"She received threats of rape and murder — now she is studying online political culture from halfway across the world."
Remember Renee Juliene Karunungan, the girl who said during the 2016 campaign that Duterte would be a lazy choice – and who paid dearly for saying so?
She was reacting to claims that then-candidate Duterte would be able to solve all of the country’s problems – no one person would be able to do that. Her post triggered a wave of threats. She received pictures of guns, of people holding guns, and messages that told her that “they” knew where she lived, that if they saw her she would be raped, and that they would come for her family and kill them as well.
“They were really direct threats, and at that time I was living alone,” Karunungan recalled.
She got so alarmed that she decided to file cases – against 22 individuals to be exact – before the National Bureau of Investigation. A team of lawyers, who supported her pro bono, cited the Cybercrime Law, specifically grave threats and intent to harm. Separate civil cases were filed for violations of the Omnibus Election Code.

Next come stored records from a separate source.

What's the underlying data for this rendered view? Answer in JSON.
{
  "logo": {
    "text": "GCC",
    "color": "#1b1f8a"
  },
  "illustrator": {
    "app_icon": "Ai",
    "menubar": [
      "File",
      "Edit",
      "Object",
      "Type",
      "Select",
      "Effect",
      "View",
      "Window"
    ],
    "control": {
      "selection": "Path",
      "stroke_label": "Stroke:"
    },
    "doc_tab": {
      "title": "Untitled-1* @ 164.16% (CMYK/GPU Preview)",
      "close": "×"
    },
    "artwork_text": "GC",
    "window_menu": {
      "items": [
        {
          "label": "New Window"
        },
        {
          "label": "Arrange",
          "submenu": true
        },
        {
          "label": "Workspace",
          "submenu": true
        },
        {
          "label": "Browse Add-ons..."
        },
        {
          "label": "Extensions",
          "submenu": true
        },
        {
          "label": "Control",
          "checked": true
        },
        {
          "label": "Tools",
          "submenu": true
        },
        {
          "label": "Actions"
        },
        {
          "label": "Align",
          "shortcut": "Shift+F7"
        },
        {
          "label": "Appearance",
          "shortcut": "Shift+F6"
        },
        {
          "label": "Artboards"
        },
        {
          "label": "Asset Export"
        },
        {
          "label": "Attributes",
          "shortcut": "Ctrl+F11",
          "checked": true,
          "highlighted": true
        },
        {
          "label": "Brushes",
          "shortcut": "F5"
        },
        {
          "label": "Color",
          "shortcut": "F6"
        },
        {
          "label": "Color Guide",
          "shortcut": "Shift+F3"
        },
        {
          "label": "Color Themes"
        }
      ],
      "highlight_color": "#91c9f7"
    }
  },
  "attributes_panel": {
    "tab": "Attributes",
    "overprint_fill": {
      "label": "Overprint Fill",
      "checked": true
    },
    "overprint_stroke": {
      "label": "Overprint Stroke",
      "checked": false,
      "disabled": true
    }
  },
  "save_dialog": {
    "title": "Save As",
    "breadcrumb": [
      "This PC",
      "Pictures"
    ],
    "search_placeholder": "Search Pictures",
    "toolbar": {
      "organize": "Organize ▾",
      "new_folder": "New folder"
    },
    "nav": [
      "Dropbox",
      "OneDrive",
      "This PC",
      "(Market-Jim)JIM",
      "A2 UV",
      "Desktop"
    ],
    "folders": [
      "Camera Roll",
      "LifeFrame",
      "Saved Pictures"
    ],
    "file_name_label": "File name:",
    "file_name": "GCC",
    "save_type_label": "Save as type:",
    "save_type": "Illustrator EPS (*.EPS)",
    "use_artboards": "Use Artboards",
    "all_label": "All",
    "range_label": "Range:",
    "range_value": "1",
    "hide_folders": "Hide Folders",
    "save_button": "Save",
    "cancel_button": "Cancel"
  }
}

After five years, the case has barely moved. Subpoenas have been issued to the accused -- but then again, given the legendary pace of our justice system, Karunungan never expected a swift resolution of her cases.
Karunungan is now 31 and a PhD candidate at the Loughborough University in the UK. She lives in the city of Norwich. She says that after this 2016 incident, she decided to quit her job and to continue her masters abroad. “Why would I continue working in the Philippines when this is all I get after many years of development work and trying to help my country? Not thank you, but death threats?”
A Chevening scholarship made it easier for her to decide to leave.
Soon, however, Karunungan realized could never really stay away from home. Even now that she is on the other side of the globe, Karunungan keeps coming back to what happened to her. For her PhD research, she is studying online culture among so-called Philippine “influencers” on social media. “I really want to get to the root of this: How can people act this way? It baffles me why people do this at all.”
In hindsight, immersing herself in the research was a way for her to process what she had to go through in 2016. She expects she needs to cope with it for many more years.
She could, she said, understand paid trolls who do their deed online for the money. But those who do it out of their own sheer will? “Di ko gets (I don’t get it).”
Karunungan is studying the social media accounts of five rabid supporters, and five vociferous critics, of President Duterte. (The research does not include the audience’s comments on the posts – just the posts themselves.) She is trying to determine the rhetorical devices they use to engage their audience, specifically on human rights, COVID-19, and PH-China relations.
Do they use facts and statistics? Humor? Mockery? Sarcasm? The devices range from incivility (disrespectful but not inciting violence), to intolerance (blaming a group of people for a problem), to hate speech.
She has unearthed an early surprise. While Karunungan has read just a small portion of all the 2019 and 2020 posts included in her study, there are indications that the discourse from the ten influencers are overwhelmingly civil – 80 percent, in her early estimate.
What do these early numbers say, and if the trend continues, what will the ultimate message be?
“We can say that despite all these things, civility prevails. The influencers from both the pro- and anti-Duterte camps are not the ones pushing for hate. We may look like we are politically polarized, but online, at least, we remain civil.”
The reason could be culture, or religion, or the pandemic itself, Karununga said. “COVID helped. When COVID started happening, people became more civil to each other – and I am talking about both groups. Both were calling for unity, both wanted an end to the pandemic. It does not matter what side of the political fence you are on because anyone can catch COVID. It brought out a kind of caring among us – after all, this is a common enemy we are fighting.”
Encouraging, but then again, she has only looked at 2019-2020 data. It would be interesting to know if a) this trend persists across her data set and b) if civility would take a backseat to the campaign for the 2022 polls.
Karunungan cannot yet tell if a homecoming would be on the horizon for her. After all, she has just gotten engaged and does not know if her partner would get a suitable job here.
Then again, wherever she may be, she feels very much in touch with home. She enjoys her research and feels her work could somehow contribute to our understanding of why Filipino social media users behave as they do. “Perhaps it can help organizations and policymakers so that decisions will be based on data, not taken out of thin air.” Moving forward, she wants to do post-graduate work on historical revisionism through modern, digital means.
What can she say to the people who threatened her five years ago?
“I hope they have learned that all actions have consequences, whether you do them offline or from behind a screen,” Karunungan says. “I hope they now know it’s never right to threaten or scare other people. We should know better than get carried away by emotion when interacting online.”